Data about app and page elements
──────────────────────────────
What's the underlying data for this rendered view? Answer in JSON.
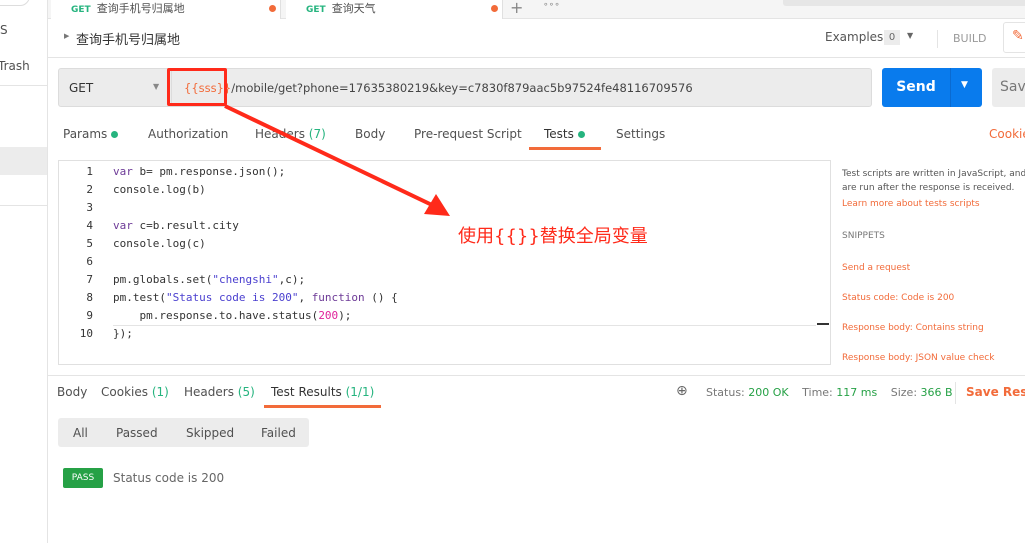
{
  "sidebar": {
    "item1": "S",
    "item2": "Trash"
  },
  "tabs": [
    {
      "method": "GET",
      "label": "查询手机号归属地"
    },
    {
      "method": "GET",
      "label": "查询天气"
    }
  ],
  "tab_add": "+",
  "tab_more": "∘∘∘",
  "request": {
    "title": "查询手机号归属地",
    "examples_label": "Examples",
    "examples_count": "0",
    "build_label": "BUILD",
    "method": "GET",
    "url_var": "{{sss}}",
    "url_rest": "/mobile/get?phone=17635380219&key=c7830f879aac5b97524fe48116709576",
    "send_label": "Send",
    "save_label": "Save"
  },
  "req_tabs": [
    {
      "label": "Params"
    },
    {
      "label": "Authorization"
    },
    {
      "label": "Headers",
      "count": "(7)"
    },
    {
      "label": "Body"
    },
    {
      "label": "Pre-request Script"
    },
    {
      "label": "Tests"
    },
    {
      "label": "Settings"
    }
  ],
  "cookies_label": "Cookies",
  "code_lines": [
    "1",
    "2",
    "3",
    "4",
    "5",
    "6",
    "7",
    "8",
    "9",
    "10"
  ],
  "snippets": {
    "intro": "Test scripts are written in JavaScript, and are run after the response is received.",
    "learn_more": "Learn more about tests scripts",
    "heading": "SNIPPETS",
    "items": [
      "Send a request",
      "Status code: Code is 200",
      "Response body: Contains string",
      "Response body: JSON value check"
    ]
  },
  "annotation": "使用{{}}替换全局变量",
  "resp_tabs": [
    {
      "label": "Body"
    },
    {
      "label": "Cookies",
      "count": "(1)"
    },
    {
      "label": "Headers",
      "count": "(5)"
    },
    {
      "label": "Test Results",
      "count": "(1/1)"
    }
  ],
  "status": {
    "status_label": "Status:",
    "status_value": "200 OK",
    "time_label": "Time:",
    "time_value": "117 ms",
    "size_label": "Size:",
    "size_value": "366 B",
    "save_response": "Save Response"
  },
  "filters": [
    "All",
    "Passed",
    "Skipped",
    "Failed"
  ],
  "result": {
    "badge": "PASS",
    "name": "Status code is 200"
  },
  "colors": {
    "accent": "#f26b3a",
    "send": "#097bed",
    "pass": "#26a146",
    "annotation": "#ff2a1a"
  }
}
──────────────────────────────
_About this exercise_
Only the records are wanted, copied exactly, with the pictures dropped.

_Result of this task_
What's the underlying data for this rendered view? Answer in JSON.
{
  "sidebar": {
    "item1": "S",
    "item2": "Trash"
  },
  "tabs": [
    {
      "method": "GET",
      "label": "查询手机号归属地"
    },
    {
      "method": "GET",
      "label": "查询天气"
    }
  ],
  "tab_add": "+",
  "tab_more": "∘∘∘",
  "request": {
    "title": "查询手机号归属地",
    "examples_label": "Examples",
    "examples_count": "0",
    "build_label": "BUILD",
    "method": "GET",
    "url_var": "{{sss}}",
    "url_rest": "/mobile/get?phone=17635380219&key=c7830f879aac5b97524fe48116709576",
    "send_label": "Send",
    "save_label": "Save"
  },
  "req_tabs": [
    {
      "label": "Params"
    },
    {
      "label": "Authorization"
    },
    {
      "label": "Headers",
      "count": "(7)"
    },
    {
      "label": "Body"
    },
    {
      "label": "Pre-request Script"
    },
    {
      "label": "Tests"
    },
    {
      "label": "Settings"
    }
  ],
  "cookies_label": "Cookies",
  "code_lines": [
    "1",
    "2",
    "3",
    "4",
    "5",
    "6",
    "7",
    "8",
    "9",
    "10"
  ],
  "snippets": {
    "intro": "Test scripts are written in JavaScript, and are run after the response is received.",
    "learn_more": "Learn more about tests scripts",
    "heading": "SNIPPETS",
    "items": [
      "Send a request",
      "Status code: Code is 200",
      "Response body: Contains string",
      "Response body: JSON value check"
    ]
  },
  "annotation": "使用{{}}替换全局变量",
  "resp_tabs": [
    {
      "label": "Body"
    },
    {
      "label": "Cookies",
      "count": "(1)"
    },
    {
      "label": "Headers",
      "count": "(5)"
    },
    {
      "label": "Test Results",
      "count": "(1/1)"
    }
  ],
  "status": {
    "status_label": "Status:",
    "status_value": "200 OK",
    "time_label": "Time:",
    "time_value": "117 ms",
    "size_label": "Size:",
    "size_value": "366 B",
    "save_response": "Save Response"
  },
  "filters": [
    "All",
    "Passed",
    "Skipped",
    "Failed"
  ],
  "result": {
    "badge": "PASS",
    "name": "Status code is 200"
  },
  "colors": {
    "accent": "#f26b3a",
    "send": "#097bed",
    "pass": "#26a146",
    "annotation": "#ff2a1a"
  }
}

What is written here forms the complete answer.